◆ YOUR TASK
The records below need copying. Match each line exactly.

◆ PROVIDED DATA

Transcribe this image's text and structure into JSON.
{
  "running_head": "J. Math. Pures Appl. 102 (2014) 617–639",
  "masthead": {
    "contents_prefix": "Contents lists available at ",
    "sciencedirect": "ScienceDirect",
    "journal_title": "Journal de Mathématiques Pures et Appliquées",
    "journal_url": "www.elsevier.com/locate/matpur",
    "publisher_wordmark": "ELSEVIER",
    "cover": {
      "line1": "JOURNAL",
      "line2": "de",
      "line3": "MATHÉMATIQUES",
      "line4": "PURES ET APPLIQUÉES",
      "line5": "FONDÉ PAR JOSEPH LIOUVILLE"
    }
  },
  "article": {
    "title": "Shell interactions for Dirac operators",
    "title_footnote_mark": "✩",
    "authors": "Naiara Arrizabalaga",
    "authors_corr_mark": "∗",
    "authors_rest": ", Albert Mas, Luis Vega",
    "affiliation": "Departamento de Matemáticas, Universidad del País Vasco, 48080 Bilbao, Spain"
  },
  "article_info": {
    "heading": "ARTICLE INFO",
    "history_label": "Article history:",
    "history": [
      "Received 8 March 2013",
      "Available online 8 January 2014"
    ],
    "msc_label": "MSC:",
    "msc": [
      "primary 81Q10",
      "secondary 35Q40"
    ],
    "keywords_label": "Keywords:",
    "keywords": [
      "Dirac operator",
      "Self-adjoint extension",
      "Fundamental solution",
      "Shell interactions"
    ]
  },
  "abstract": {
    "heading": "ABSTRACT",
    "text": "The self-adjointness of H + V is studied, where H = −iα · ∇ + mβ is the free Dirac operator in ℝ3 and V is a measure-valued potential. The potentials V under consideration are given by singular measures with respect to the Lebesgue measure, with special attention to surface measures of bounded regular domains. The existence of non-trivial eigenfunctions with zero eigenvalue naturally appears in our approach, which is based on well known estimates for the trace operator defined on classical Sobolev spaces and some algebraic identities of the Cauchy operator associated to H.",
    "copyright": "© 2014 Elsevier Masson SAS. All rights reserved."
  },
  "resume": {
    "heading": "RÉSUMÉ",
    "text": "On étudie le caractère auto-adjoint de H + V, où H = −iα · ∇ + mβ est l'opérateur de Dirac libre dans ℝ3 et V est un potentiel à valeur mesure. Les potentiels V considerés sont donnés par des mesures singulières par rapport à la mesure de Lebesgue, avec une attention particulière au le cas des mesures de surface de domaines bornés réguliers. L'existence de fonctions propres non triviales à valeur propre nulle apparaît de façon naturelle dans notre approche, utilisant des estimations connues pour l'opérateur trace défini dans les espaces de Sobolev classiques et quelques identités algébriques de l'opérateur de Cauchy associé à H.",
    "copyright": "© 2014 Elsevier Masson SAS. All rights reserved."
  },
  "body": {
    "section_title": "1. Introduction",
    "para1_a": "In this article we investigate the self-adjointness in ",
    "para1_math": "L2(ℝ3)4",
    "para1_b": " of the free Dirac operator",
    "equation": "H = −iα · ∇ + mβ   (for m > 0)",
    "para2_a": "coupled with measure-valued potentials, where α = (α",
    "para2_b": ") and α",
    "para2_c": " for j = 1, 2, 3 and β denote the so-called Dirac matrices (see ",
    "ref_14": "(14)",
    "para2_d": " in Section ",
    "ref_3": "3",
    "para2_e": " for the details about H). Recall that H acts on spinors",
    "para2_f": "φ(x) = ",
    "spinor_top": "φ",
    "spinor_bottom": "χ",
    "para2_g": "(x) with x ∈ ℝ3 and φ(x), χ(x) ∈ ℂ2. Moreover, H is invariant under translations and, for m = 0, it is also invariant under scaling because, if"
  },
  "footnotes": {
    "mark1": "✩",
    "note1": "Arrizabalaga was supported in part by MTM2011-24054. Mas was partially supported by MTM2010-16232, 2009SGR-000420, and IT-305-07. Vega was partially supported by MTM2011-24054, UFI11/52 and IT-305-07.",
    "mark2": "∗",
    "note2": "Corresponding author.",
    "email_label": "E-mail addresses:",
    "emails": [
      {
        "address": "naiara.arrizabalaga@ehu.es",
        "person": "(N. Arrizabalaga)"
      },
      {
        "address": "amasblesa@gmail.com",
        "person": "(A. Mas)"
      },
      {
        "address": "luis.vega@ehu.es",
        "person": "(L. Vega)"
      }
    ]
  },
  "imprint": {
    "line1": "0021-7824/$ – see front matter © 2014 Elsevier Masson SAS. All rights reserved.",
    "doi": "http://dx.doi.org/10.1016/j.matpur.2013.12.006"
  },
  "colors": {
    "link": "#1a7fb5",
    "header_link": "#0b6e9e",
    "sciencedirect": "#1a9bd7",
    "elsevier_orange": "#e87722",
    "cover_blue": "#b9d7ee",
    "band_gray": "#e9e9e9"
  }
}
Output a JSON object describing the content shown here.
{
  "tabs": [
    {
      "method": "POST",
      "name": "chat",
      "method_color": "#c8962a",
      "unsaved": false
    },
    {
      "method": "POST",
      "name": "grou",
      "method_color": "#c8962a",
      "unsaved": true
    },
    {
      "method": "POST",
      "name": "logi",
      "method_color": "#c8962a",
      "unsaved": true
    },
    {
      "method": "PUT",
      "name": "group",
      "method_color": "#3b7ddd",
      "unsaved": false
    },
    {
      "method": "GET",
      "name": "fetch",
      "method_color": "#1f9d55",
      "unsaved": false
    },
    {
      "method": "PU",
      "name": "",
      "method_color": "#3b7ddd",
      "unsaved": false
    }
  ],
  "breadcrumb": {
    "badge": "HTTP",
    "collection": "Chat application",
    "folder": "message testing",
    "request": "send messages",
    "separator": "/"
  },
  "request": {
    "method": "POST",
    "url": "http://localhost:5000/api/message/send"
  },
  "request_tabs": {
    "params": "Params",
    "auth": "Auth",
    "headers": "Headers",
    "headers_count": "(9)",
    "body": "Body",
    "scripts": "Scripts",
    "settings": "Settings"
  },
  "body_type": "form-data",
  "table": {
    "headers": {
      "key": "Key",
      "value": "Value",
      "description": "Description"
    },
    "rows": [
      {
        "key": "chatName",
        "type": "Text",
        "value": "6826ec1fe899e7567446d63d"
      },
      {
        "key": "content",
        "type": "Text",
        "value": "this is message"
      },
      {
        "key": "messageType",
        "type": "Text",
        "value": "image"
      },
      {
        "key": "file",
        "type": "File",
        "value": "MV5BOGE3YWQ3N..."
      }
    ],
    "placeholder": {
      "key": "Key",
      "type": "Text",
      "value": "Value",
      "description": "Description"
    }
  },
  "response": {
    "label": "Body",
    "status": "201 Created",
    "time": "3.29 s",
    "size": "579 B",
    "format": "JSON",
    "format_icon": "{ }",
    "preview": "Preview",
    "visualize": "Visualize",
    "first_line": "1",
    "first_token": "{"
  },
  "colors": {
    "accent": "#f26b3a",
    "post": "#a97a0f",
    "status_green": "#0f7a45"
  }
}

◆ RESULT OF THE TASK
Transcribe this image's text and structure into JSON.
{
  "running_head": "J. Math. Pures Appl. 102 (2014) 617–639",
  "masthead": {
    "contents_prefix": "Contents lists available at ",
    "sciencedirect": "ScienceDirect",
    "journal_title": "Journal de Mathématiques Pures et Appliquées",
    "journal_url": "www.elsevier.com/locate/matpur",
    "publisher_wordmark": "ELSEVIER",
    "cover": {
      "line1": "JOURNAL",
      "line2": "de",
      "line3": "MATHÉMATIQUES",
      "line4": "PURES ET APPLIQUÉES",
      "line5": "FONDÉ PAR JOSEPH LIOUVILLE"
    }
  },
  "article": {
    "title": "Shell interactions for Dirac operators",
    "title_footnote_mark": "✩",
    "authors": "Naiara Arrizabalaga",
    "authors_corr_mark": "∗",
    "authors_rest": ", Albert Mas, Luis Vega",
    "affiliation": "Departamento de Matemáticas, Universidad del País Vasco, 48080 Bilbao, Spain"
  },
  "article_info": {
    "heading": "ARTICLE INFO",
    "history_label": "Article history:",
    "history": [
      "Received 8 March 2013",
      "Available online 8 January 2014"
    ],
    "msc_label": "MSC:",
    "msc": [
      "primary 81Q10",
      "secondary 35Q40"
    ],
    "keywords_label": "Keywords:",
    "keywords": [
      "Dirac operator",
      "Self-adjoint extension",
      "Fundamental solution",
      "Shell interactions"
    ]
  },
  "abstract": {
    "heading": "ABSTRACT",
    "text": "The self-adjointness of H + V is studied, where H = −iα · ∇ + mβ is the free Dirac operator in ℝ3 and V is a measure-valued potential. The potentials V under consideration are given by singular measures with respect to the Lebesgue measure, with special attention to surface measures of bounded regular domains. The existence of non-trivial eigenfunctions with zero eigenvalue naturally appears in our approach, which is based on well known estimates for the trace operator defined on classical Sobolev spaces and some algebraic identities of the Cauchy operator associated to H.",
    "copyright": "© 2014 Elsevier Masson SAS. All rights reserved."
  },
  "resume": {
    "heading": "RÉSUMÉ",
    "text": "On étudie le caractère auto-adjoint de H + V, où H = −iα · ∇ + mβ est l'opérateur de Dirac libre dans ℝ3 et V est un potentiel à valeur mesure. Les potentiels V considerés sont donnés par des mesures singulières par rapport à la mesure de Lebesgue, avec une attention particulière au le cas des mesures de surface de domaines bornés réguliers. L'existence de fonctions propres non triviales à valeur propre nulle apparaît de façon naturelle dans notre approche, utilisant des estimations connues pour l'opérateur trace défini dans les espaces de Sobolev classiques et quelques identités algébriques de l'opérateur de Cauchy associé à H.",
    "copyright": "© 2014 Elsevier Masson SAS. All rights reserved."
  },
  "body": {
    "section_title": "1. Introduction",
    "para1_a": "In this article we investigate the self-adjointness in ",
    "para1_math": "L2(ℝ3)4",
    "para1_b": " of the free Dirac operator",
    "equation": "H = −iα · ∇ + mβ   (for m > 0)",
    "para2_a": "coupled with measure-valued potentials, where α = (α",
    "para2_b": ") and α",
    "para2_c": " for j = 1, 2, 3 and β denote the so-called Dirac matrices (see ",
    "ref_14": "(14)",
    "para2_d": " in Section ",
    "ref_3": "3",
    "para2_e": " for the details about H). Recall that H acts on spinors",
    "para2_f": "φ(x) = ",
    "spinor_top": "φ",
    "spinor_bottom": "χ",
    "para2_g": "(x) with x ∈ ℝ3 and φ(x), χ(x) ∈ ℂ2. Moreover, H is invariant under translations and, for m = 0, it is also invariant under scaling because, if"
  },
  "footnotes": {
    "mark1": "✩",
    "note1": "Arrizabalaga was supported in part by MTM2011-24054. Mas was partially supported by MTM2010-16232, 2009SGR-000420, and IT-305-07. Vega was partially supported by MTM2011-24054, UFI11/52 and IT-305-07.",
    "mark2": "∗",
    "note2": "Corresponding author.",
    "email_label": "E-mail addresses:",
    "emails": [
      {
        "address": "naiara.arrizabalaga@ehu.es",
        "person": "(N. Arrizabalaga)"
      },
      {
        "address": "amasblesa@gmail.com",
        "person": "(A. Mas)"
      },
      {
        "address": "luis.vega@ehu.es",
        "person": "(L. Vega)"
      }
    ]
  },
  "imprint": {
    "line1": "0021-7824/$ – see front matter © 2014 Elsevier Masson SAS. All rights reserved.",
    "doi": "http://dx.doi.org/10.1016/j.matpur.2013.12.006"
  },
  "colors": {
    "link": "#1a7fb5",
    "header_link": "#0b6e9e",
    "sciencedirect": "#1a9bd7",
    "elsevier_orange": "#e87722",
    "cover_blue": "#b9d7ee",
    "band_gray": "#e9e9e9"
  }
}
Output a JSON object describing the content shown here.
{
  "tabs": [
    {
      "method": "POST",
      "name": "chat",
      "method_color": "#c8962a",
      "unsaved": false
    },
    {
      "method": "POST",
      "name": "grou",
      "method_color": "#c8962a",
      "unsaved": true
    },
    {
      "method": "POST",
      "name": "logi",
      "method_color": "#c8962a",
      "unsaved": true
    },
    {
      "method": "PUT",
      "name": "group",
      "method_color": "#3b7ddd",
      "unsaved": false
    },
    {
      "method": "GET",
      "name": "fetch",
      "method_color": "#1f9d55",
      "unsaved": false
    },
    {
      "method": "PU",
      "name": "",
      "method_color": "#3b7ddd",
      "unsaved": false
    }
  ],
  "breadcrumb": {
    "badge": "HTTP",
    "collection": "Chat application",
    "folder": "message testing",
    "request": "send messages",
    "separator": "/"
  },
  "request": {
    "method": "POST",
    "url": "http://localhost:5000/api/message/send"
  },
  "request_tabs": {
    "params": "Params",
    "auth": "Auth",
    "headers": "Headers",
    "headers_count": "(9)",
    "body": "Body",
    "scripts": "Scripts",
    "settings": "Settings"
  },
  "body_type": "form-data",
  "table": {
    "headers": {
      "key": "Key",
      "value": "Value",
      "description": "Description"
    },
    "rows": [
      {
        "key": "chatName",
        "type": "Text",
        "value": "6826ec1fe899e7567446d63d"
      },
      {
        "key": "content",
        "type": "Text",
        "value": "this is message"
      },
      {
        "key": "messageType",
        "type": "Text",
        "value": "image"
      },
      {
        "key": "file",
        "type": "File",
        "value": "MV5BOGE3YWQ3N..."
      }
    ],
    "placeholder": {
      "key": "Key",
      "type": "Text",
      "value": "Value",
      "description": "Description"
    }
  },
  "response": {
    "label": "Body",
    "status": "201 Created",
    "time": "3.29 s",
    "size": "579 B",
    "format": "JSON",
    "format_icon": "{ }",
    "preview": "Preview",
    "visualize": "Visualize",
    "first_line": "1",
    "first_token": "{"
  },
  "colors": {
    "accent": "#f26b3a",
    "post": "#a97a0f",
    "status_green": "#0f7a45"
  }
}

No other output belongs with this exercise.